An underworld assassin, who keeps her race under wraps, must come to terms with her power. Magic, love, racism and justice in 1940s New York.
This debut novel is a true genre buster: part college campus novel, part classic British mystery, part literary thriller, and part coming of age story. The twisty plot centers on charismatic literature professor Lorna Clay and four of her most devoted students. All five characters are burdened by secrets and lies, and when a tragedy brings them to light the result is devastation and ruin.

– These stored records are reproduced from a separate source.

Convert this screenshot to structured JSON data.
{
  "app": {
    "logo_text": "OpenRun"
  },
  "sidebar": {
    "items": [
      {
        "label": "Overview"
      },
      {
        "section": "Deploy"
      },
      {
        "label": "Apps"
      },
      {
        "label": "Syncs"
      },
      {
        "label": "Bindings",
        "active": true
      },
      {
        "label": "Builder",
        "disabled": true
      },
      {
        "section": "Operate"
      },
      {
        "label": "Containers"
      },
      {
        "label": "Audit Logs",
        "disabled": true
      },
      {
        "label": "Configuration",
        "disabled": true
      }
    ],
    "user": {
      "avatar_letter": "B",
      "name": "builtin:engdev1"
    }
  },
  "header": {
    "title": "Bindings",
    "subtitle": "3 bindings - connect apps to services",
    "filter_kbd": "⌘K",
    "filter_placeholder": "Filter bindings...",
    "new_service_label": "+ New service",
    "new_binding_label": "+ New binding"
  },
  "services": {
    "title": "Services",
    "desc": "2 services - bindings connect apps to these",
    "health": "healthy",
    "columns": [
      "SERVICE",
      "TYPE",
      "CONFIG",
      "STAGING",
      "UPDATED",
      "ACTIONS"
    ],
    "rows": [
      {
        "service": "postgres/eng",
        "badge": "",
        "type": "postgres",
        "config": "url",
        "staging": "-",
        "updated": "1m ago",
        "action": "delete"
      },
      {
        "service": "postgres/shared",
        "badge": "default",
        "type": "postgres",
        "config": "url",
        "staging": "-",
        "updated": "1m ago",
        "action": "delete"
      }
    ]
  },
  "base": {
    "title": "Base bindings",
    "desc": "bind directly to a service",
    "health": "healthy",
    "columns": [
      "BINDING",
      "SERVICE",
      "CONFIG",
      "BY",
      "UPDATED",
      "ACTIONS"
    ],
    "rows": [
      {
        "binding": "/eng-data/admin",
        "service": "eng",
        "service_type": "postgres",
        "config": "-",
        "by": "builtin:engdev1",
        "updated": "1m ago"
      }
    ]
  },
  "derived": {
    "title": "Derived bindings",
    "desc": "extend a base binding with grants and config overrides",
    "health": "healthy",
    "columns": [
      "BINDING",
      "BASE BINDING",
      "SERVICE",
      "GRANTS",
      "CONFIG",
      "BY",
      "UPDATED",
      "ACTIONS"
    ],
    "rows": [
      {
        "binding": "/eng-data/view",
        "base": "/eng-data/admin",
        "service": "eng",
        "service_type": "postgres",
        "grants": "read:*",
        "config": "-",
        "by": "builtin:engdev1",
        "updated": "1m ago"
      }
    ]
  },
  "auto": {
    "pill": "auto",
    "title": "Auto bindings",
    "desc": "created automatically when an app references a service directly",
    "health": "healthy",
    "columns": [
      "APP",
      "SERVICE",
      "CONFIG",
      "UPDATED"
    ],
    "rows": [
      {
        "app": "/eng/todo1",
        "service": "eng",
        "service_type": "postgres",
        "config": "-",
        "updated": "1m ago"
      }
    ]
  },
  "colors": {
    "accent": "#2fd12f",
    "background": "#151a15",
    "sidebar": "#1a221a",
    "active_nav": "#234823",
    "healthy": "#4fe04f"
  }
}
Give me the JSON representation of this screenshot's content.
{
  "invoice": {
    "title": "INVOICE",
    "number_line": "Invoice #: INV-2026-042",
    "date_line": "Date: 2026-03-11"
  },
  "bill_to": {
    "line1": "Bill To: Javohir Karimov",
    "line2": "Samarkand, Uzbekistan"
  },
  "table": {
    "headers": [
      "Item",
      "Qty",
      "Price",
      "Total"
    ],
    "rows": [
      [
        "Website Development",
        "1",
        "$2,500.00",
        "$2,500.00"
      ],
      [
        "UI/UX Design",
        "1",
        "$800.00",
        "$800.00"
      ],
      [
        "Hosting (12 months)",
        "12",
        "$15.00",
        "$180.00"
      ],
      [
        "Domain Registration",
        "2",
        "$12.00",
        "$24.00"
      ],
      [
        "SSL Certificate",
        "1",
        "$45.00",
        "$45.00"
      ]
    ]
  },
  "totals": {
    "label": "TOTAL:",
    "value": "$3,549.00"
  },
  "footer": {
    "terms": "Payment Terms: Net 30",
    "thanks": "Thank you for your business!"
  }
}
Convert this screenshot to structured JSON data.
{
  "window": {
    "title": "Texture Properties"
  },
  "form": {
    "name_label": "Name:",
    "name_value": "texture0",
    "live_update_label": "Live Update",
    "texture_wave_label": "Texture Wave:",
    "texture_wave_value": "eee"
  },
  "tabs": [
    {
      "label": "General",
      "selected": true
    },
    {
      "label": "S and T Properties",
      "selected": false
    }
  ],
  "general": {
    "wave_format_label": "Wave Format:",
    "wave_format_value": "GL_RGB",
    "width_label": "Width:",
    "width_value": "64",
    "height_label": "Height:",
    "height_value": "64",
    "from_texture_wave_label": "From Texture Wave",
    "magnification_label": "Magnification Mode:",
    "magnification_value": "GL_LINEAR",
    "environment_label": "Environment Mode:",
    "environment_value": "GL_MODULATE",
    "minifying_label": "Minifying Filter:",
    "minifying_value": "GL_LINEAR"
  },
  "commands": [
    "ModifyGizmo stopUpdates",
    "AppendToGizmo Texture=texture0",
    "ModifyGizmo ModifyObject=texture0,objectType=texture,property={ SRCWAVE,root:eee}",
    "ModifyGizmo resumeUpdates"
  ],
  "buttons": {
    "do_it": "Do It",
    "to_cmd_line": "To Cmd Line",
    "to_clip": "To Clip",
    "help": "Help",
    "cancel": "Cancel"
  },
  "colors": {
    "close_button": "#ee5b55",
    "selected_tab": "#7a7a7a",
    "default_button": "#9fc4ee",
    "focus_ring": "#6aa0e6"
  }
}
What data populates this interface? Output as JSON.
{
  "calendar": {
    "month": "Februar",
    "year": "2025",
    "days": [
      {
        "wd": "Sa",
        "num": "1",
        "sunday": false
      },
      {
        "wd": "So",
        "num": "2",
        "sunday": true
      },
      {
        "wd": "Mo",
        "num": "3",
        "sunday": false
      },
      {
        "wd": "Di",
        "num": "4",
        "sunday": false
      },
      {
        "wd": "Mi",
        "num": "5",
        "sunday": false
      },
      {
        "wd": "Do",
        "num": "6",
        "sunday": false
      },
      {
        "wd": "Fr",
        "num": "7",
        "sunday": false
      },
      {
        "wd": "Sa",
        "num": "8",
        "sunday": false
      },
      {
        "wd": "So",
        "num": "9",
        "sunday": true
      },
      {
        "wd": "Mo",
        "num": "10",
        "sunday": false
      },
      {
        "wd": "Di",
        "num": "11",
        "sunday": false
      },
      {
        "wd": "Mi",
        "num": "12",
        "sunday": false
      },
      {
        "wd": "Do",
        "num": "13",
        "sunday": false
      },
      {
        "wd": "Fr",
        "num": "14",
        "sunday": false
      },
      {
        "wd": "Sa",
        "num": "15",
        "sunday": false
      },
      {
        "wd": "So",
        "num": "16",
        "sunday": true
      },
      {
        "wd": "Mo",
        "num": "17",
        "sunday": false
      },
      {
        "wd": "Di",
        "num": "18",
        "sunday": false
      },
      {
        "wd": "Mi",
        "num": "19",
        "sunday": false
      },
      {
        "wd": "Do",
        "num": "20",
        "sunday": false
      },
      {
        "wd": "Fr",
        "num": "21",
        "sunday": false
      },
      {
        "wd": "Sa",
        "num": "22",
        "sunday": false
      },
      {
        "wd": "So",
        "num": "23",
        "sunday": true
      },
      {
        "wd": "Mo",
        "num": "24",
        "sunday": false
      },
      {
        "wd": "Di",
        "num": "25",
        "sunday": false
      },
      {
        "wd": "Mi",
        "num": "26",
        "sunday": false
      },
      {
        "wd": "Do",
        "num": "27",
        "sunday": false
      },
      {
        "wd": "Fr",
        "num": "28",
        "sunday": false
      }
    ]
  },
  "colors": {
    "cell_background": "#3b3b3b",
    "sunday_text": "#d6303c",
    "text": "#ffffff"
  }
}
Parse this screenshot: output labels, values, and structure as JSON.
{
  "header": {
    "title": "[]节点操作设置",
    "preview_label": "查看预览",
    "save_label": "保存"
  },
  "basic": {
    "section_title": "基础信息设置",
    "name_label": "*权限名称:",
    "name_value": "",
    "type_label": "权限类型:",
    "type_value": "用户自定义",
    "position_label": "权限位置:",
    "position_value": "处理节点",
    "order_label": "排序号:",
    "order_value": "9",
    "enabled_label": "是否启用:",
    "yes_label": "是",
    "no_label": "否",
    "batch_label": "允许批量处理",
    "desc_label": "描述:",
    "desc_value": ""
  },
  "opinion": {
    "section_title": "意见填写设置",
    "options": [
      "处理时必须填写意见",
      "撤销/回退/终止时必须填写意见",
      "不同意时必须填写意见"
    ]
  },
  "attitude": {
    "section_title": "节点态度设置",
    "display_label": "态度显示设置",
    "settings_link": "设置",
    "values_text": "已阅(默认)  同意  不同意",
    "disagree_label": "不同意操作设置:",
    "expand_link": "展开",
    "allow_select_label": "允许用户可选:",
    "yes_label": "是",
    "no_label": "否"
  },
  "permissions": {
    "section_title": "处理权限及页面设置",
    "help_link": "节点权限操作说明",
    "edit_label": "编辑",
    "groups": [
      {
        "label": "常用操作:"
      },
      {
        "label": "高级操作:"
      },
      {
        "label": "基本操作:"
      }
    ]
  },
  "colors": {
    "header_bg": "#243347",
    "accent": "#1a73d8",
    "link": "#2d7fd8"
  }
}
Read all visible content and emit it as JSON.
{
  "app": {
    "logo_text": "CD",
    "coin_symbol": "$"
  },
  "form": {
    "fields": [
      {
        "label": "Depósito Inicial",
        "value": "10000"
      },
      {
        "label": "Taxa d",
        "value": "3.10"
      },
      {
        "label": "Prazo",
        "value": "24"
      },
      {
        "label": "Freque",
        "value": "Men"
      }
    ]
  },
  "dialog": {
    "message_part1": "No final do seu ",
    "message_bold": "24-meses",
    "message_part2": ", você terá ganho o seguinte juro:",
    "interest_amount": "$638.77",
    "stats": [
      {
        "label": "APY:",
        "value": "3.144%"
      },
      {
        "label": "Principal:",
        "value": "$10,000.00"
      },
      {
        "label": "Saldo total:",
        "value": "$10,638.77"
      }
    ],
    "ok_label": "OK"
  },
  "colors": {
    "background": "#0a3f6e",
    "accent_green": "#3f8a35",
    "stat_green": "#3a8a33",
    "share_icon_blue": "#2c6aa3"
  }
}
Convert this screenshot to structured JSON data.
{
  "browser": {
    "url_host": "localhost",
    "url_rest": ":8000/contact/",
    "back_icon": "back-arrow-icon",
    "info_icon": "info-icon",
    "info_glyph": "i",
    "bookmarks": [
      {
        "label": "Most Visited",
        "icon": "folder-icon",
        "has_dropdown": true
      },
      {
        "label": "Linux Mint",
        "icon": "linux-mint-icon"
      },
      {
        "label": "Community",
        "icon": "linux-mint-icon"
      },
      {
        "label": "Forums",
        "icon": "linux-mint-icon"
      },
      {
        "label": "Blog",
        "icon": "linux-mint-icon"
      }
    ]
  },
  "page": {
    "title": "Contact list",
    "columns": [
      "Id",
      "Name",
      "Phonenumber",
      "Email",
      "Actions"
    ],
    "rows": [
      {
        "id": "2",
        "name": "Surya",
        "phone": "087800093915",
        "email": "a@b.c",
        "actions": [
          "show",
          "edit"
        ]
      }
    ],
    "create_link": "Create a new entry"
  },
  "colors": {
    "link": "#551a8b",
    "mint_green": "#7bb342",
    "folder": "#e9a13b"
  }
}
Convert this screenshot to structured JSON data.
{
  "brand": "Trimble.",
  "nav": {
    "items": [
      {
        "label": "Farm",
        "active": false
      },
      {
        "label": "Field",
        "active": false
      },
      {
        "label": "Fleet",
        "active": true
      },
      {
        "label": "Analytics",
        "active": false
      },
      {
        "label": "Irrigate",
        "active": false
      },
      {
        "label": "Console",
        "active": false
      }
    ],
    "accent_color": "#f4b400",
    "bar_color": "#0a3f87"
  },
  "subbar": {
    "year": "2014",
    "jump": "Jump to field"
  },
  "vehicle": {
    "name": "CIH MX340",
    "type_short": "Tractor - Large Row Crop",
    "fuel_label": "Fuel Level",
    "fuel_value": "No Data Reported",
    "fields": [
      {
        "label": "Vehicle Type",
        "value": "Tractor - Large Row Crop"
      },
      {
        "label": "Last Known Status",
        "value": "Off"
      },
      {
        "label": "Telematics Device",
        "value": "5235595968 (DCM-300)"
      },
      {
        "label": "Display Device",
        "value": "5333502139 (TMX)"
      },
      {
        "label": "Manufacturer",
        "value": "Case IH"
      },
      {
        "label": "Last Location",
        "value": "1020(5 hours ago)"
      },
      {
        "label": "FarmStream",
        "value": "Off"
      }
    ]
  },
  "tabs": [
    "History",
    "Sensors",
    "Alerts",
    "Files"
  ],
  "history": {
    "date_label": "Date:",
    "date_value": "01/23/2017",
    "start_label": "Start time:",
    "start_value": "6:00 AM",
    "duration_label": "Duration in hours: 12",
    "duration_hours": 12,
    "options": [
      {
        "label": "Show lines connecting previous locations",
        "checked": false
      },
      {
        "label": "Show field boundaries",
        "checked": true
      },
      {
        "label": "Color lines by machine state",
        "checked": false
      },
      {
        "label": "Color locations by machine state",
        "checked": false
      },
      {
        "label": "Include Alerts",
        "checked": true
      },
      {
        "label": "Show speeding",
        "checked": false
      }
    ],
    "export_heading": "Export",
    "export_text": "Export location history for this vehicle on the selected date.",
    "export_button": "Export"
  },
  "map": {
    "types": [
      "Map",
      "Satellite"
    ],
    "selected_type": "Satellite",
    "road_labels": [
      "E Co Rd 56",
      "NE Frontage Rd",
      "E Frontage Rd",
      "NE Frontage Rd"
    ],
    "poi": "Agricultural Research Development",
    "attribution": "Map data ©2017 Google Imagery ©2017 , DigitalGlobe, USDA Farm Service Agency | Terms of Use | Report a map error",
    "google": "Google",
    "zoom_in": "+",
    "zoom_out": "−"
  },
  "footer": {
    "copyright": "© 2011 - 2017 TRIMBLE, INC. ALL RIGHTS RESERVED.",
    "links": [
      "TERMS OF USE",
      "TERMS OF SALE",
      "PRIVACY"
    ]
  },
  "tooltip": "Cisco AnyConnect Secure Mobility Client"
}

Master storyteller David Mitchell weaves the epic story of the fictional band Utopia Avenue, who come together in England in 1967 and take the music scene by storm. Blending together elements of rock, R&B, jazz, and folk, the band evokes Mitchell's own ability to combine disparate genres into an inimitable whole. Devotees of Mitchell's Horologists will recognize the surname of Utopia Avenue's virtuoso guitarist Jasper de Zoet, descendant of the titular character of The Thousand Autumns of Jacob de Zoet. But this being a Mitchell novel, that is most certainly not the only intertextual connection to the rest of his œuvre.
Underwater on student debt and living in a room that used to be a potting shed, 31-year-old Casey Peabody pedals through Harvard Square on someone’s discarded bicycle to get to her waitressing job. While most of her peers have abandoned their creative pursuits, Casey is still attempting to finish the novel she has been writing for six years. With a fine blend of humor and despair, she wends her way through the backstabbing and self-aggrandizing worlds of restaurant workers and authors, bolstered by friends and two potential lovers who, like Casey, are grieving the loss of a relative.